How does a traveler make friends in Egypt, or anywhere, for that matter? Award-winning veteran travel writer Bob Payne shares his thoughts on it in this excerpt from his recently published 142-country memoir Escape Clauses – Getting Away With a Travel Writing Life.
Making friends when traveling is usually relatively easy. You learn a word or two of the language – not enough to converse but just to provide reassurance that you are not some kind of alien being. You smile often, and if understanding has progressed to that level, you agree with any shortcomings they may have observed in whoever your national leader is at the time.
But keeping friends can be much trickier, as I was reminded while riding a local bus through the Sinai Desert, in Egypt.
My guess is that western visitors do not often ride Egyptian buses. The temperature was well over a hundred degrees the morning we set out on an all-day journey to St. Catherine’s Monastery, near Mount Sinai, on a bus with no air- conditioning. There were probably eighty passengers on the bus, which had seats for forty-four. Yet, for the first hour, the seat next to mine remained empty. Out of politeness, or, most likely, a suspicion of how long it had been since I’d washed my clothes, no one wanted to sit next to me. Finally, a young male, perhaps braver than the rest, sat down. When he seemed settled in, I pulled out my water bottle and offered it to him. The gesture seemed to startle him a little, but he took a drink.
A few minutes later, he unwrapped an oiled-paper parcel and offered me a piece of what looked like a
family-size Fig Newton. After taking a bite, I smiled, he smiled, and we were buddies. Soon, it seemed that all the other passengers had managed to circulate past our seats, sometimes more than once, to get a look at me. My seatmate spoke no English, and my Arabic did not go much beyond translations of “Hello” and “Thank You.” But as he spoke to each passerby, I could tell that he was saying something like, “This guy’s all right. We go way back.”
I smiled at everyone and for the most part, got a smile in return. Then, somewhere in the middle of the desert, the bus came to a stop and I looked out the window to see that we were at a military checkpoint. I turned to my seatmate to see if I could tell from his demeanor what the checkpoint might mean. Which is when I discovered that the seat next to mine was again empty.
A soldier climbed onto the bus and, seeing me, the only Westerner aboard, walked slowly down the aisle to my seat. “Passport,” he said, and I realized, as I reached down into the front of my pants to pull out the required document, that eighty pairs of eyes were focused on me. The soldier flipped through the passport, handed it back without comment, and on his way out signaled to the driver that we could go.
The checkpoint wasn’t out of sight behind us before my seatmate was back.
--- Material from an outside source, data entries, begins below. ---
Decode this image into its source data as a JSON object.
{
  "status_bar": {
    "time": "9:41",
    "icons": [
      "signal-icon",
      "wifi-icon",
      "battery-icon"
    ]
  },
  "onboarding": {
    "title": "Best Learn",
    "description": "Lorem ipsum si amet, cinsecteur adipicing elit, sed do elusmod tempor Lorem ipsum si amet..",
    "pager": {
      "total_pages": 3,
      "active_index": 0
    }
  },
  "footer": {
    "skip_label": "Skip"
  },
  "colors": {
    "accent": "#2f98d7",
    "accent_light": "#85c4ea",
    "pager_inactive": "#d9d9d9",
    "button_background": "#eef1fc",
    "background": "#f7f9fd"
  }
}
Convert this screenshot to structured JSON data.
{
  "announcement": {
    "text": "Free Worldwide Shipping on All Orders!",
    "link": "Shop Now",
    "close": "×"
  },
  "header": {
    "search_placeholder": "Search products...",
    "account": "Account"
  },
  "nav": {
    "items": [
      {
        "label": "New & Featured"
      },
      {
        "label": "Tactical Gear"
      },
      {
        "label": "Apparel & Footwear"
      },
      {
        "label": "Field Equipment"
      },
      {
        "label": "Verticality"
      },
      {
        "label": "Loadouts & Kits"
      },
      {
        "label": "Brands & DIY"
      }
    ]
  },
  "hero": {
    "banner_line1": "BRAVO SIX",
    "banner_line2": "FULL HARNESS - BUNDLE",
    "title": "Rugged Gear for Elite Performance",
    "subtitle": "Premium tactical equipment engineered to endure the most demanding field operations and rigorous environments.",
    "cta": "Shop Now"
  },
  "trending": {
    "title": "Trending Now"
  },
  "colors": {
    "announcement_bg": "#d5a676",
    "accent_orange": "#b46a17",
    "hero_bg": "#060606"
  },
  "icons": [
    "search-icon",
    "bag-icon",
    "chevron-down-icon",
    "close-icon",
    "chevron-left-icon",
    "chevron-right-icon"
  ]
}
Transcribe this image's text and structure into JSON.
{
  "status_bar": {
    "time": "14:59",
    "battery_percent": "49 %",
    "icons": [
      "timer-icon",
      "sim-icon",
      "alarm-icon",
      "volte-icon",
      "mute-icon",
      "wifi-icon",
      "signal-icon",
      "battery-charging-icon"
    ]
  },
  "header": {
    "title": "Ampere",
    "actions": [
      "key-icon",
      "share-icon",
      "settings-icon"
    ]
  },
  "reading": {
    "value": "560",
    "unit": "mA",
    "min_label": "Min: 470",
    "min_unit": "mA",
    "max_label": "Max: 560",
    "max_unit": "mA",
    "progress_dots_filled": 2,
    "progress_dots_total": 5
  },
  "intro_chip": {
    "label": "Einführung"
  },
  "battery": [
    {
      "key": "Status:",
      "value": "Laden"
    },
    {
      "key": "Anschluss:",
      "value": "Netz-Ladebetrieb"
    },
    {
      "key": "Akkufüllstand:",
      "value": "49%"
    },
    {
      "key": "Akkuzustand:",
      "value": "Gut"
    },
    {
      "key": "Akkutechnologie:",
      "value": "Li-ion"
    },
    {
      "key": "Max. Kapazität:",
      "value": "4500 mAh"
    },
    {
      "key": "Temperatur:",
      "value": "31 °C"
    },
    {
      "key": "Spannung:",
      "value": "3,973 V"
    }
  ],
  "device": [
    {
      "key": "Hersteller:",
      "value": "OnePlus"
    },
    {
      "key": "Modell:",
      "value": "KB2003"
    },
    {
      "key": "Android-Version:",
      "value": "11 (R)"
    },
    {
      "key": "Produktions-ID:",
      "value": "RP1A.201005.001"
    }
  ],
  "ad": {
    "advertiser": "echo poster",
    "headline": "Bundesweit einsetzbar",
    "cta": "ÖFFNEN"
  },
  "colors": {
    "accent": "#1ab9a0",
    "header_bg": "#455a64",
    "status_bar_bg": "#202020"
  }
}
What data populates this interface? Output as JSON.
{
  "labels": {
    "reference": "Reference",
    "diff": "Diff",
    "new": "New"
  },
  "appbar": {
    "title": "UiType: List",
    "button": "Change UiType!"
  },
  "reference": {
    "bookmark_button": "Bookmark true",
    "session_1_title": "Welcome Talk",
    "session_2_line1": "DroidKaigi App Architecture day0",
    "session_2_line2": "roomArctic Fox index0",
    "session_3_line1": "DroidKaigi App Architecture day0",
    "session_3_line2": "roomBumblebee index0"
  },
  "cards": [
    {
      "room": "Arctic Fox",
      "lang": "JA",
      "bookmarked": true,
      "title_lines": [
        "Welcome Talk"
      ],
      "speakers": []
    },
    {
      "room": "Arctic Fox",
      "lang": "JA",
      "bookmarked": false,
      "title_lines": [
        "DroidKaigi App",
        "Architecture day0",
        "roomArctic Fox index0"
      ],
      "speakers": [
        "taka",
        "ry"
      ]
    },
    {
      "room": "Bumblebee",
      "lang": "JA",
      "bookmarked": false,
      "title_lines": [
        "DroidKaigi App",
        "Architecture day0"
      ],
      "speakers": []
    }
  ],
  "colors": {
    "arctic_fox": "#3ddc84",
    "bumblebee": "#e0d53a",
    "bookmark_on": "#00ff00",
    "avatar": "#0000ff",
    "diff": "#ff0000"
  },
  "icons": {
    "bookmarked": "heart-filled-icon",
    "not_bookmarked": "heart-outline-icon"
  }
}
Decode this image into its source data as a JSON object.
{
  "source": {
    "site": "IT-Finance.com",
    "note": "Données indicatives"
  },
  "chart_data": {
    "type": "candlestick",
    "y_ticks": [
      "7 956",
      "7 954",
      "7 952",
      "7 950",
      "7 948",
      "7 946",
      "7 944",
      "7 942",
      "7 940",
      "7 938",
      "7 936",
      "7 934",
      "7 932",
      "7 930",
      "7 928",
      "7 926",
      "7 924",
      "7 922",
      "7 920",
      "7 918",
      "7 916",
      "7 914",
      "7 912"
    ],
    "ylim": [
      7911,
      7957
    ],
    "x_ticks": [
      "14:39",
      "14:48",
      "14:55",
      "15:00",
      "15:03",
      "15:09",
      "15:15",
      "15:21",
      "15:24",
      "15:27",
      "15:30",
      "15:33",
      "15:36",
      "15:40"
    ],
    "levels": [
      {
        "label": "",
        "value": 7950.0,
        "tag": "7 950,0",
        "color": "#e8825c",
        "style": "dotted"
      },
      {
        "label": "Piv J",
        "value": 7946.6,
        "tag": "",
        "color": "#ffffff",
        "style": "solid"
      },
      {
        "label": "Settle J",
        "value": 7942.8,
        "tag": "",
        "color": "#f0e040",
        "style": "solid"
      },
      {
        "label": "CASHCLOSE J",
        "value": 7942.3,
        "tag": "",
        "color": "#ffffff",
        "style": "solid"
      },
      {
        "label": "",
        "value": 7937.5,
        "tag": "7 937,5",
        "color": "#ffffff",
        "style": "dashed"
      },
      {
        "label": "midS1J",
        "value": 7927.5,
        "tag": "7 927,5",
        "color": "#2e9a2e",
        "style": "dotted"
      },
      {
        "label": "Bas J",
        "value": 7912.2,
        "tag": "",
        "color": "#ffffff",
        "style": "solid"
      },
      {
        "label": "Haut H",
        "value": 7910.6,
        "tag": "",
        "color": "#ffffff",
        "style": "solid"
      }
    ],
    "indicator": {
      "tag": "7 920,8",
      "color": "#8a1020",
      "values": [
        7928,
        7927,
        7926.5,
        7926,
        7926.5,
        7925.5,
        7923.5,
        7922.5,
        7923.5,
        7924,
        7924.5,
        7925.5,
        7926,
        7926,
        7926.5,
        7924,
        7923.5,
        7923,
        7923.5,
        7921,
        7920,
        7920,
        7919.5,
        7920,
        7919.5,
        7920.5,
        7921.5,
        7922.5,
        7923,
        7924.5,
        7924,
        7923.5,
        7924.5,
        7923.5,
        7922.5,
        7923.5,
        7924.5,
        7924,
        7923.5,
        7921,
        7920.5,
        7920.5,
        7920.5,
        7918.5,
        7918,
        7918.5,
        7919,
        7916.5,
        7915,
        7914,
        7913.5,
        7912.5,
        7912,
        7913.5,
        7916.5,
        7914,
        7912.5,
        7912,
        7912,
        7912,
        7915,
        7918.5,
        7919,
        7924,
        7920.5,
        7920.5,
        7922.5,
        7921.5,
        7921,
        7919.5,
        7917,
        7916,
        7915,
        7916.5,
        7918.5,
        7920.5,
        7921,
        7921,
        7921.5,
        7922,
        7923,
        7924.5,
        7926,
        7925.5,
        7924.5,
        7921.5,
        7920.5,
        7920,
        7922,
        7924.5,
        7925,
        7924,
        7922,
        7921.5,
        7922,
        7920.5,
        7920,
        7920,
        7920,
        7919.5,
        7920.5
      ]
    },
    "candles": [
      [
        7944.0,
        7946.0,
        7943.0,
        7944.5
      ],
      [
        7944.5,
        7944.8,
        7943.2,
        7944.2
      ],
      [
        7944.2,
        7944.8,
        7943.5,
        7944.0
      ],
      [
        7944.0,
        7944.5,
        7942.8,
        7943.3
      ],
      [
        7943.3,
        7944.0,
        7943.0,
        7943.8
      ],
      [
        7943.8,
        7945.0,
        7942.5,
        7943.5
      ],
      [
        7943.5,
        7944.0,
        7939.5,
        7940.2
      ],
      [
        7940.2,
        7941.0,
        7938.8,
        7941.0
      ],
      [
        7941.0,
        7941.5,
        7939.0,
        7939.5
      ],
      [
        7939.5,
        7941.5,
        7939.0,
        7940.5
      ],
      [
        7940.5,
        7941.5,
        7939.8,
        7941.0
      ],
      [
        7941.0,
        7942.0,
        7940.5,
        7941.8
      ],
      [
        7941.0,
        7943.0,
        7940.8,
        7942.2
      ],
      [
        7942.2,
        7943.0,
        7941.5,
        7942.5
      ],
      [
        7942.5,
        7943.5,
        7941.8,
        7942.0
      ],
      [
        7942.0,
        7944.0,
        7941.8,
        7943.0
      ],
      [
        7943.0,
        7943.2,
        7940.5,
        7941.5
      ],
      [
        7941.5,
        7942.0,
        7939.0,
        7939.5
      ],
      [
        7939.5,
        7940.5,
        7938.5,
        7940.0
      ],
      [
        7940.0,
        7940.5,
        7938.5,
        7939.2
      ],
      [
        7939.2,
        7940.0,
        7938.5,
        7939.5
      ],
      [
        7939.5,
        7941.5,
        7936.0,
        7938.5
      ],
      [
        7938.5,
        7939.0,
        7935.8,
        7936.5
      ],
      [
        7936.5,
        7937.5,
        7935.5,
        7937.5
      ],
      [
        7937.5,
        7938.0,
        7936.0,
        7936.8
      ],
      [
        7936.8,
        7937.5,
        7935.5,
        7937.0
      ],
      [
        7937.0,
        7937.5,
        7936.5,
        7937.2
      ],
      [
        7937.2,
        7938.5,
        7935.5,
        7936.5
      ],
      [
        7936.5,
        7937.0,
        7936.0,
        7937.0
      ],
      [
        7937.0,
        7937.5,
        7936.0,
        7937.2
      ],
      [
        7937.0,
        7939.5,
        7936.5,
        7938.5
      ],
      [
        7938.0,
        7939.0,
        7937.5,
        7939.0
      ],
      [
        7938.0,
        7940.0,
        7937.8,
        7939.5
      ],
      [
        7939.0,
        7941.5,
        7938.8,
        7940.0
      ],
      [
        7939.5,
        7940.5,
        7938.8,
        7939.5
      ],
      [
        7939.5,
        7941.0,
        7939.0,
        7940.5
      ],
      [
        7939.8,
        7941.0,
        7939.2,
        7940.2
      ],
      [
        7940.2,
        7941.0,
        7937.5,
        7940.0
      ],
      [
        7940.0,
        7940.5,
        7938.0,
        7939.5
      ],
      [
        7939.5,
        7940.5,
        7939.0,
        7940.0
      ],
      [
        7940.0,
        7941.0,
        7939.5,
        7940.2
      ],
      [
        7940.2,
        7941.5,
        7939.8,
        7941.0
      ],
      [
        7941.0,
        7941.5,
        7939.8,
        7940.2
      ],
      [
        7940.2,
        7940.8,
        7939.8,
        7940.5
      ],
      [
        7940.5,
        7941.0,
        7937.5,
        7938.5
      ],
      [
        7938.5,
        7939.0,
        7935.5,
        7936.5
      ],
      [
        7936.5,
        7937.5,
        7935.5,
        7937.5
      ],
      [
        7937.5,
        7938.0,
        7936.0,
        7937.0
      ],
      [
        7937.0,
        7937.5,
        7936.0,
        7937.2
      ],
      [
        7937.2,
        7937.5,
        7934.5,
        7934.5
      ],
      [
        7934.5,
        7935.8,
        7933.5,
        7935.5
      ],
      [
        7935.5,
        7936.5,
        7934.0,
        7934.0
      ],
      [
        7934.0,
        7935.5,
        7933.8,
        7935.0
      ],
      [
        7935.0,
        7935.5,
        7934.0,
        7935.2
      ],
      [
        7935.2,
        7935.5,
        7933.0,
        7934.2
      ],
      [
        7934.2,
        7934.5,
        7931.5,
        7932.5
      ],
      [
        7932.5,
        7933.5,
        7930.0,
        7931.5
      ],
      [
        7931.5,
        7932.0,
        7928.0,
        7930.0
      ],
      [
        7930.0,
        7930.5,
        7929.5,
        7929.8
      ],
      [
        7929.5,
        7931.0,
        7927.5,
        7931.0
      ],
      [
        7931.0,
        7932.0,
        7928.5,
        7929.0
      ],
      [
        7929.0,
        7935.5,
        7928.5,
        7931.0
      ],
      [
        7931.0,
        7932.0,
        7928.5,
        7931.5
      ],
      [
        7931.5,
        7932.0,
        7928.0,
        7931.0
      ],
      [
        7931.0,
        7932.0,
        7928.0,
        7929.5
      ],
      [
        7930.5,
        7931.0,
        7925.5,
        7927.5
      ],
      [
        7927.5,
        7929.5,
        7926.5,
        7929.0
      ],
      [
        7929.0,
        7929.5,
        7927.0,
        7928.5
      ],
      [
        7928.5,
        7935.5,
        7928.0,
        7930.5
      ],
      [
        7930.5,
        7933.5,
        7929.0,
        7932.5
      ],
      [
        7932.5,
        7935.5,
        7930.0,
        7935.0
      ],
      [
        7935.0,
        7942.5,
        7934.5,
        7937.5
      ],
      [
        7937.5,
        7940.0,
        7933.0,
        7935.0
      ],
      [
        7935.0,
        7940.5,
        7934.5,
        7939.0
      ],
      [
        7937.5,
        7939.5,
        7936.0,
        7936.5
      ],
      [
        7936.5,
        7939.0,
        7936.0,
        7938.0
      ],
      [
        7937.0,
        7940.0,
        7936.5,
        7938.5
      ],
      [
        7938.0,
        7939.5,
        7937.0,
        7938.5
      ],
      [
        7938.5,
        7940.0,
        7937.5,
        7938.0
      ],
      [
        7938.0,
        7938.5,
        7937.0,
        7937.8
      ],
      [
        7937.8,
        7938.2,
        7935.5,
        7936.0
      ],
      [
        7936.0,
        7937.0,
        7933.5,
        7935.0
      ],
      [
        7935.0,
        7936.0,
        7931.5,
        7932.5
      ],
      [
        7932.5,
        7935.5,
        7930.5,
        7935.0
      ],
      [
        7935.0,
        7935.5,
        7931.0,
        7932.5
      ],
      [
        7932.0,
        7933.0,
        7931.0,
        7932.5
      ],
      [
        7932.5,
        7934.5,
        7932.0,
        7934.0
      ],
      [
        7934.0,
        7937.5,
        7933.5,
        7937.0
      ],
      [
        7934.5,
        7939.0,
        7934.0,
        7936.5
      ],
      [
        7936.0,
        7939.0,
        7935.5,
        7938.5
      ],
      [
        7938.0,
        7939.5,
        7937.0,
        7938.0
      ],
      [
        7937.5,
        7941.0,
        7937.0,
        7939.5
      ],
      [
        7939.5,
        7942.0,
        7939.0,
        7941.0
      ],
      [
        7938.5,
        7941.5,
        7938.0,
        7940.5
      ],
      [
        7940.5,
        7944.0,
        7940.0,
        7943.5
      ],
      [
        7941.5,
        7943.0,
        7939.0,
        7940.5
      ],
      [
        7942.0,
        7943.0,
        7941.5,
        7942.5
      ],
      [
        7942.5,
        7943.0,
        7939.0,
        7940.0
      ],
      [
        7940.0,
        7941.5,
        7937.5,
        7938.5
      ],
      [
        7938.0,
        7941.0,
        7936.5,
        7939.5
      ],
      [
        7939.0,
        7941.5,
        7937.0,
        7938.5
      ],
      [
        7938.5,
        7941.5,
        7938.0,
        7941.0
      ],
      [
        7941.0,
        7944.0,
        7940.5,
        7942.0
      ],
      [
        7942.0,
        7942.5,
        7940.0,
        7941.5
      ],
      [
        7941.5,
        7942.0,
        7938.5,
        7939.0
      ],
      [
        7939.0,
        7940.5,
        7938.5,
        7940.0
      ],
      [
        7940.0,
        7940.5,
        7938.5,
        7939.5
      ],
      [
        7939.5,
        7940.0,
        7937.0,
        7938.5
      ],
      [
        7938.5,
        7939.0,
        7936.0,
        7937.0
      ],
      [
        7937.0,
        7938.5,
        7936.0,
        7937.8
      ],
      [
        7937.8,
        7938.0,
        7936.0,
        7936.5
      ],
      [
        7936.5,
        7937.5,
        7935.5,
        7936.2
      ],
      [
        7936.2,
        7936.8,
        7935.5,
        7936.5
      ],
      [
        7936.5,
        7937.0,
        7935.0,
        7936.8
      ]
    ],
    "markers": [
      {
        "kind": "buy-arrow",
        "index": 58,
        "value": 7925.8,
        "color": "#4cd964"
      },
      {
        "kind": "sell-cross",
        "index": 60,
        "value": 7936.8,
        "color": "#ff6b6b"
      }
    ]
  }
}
He smiled, gave me a thumb’s up, and resumed filling in the other passengers on the many details of my life’s story.
And I felt I had friends in Egypt.
To learn more about Bob’s travels, which have taken him to extremes on all seven continents, click the Amazon link below.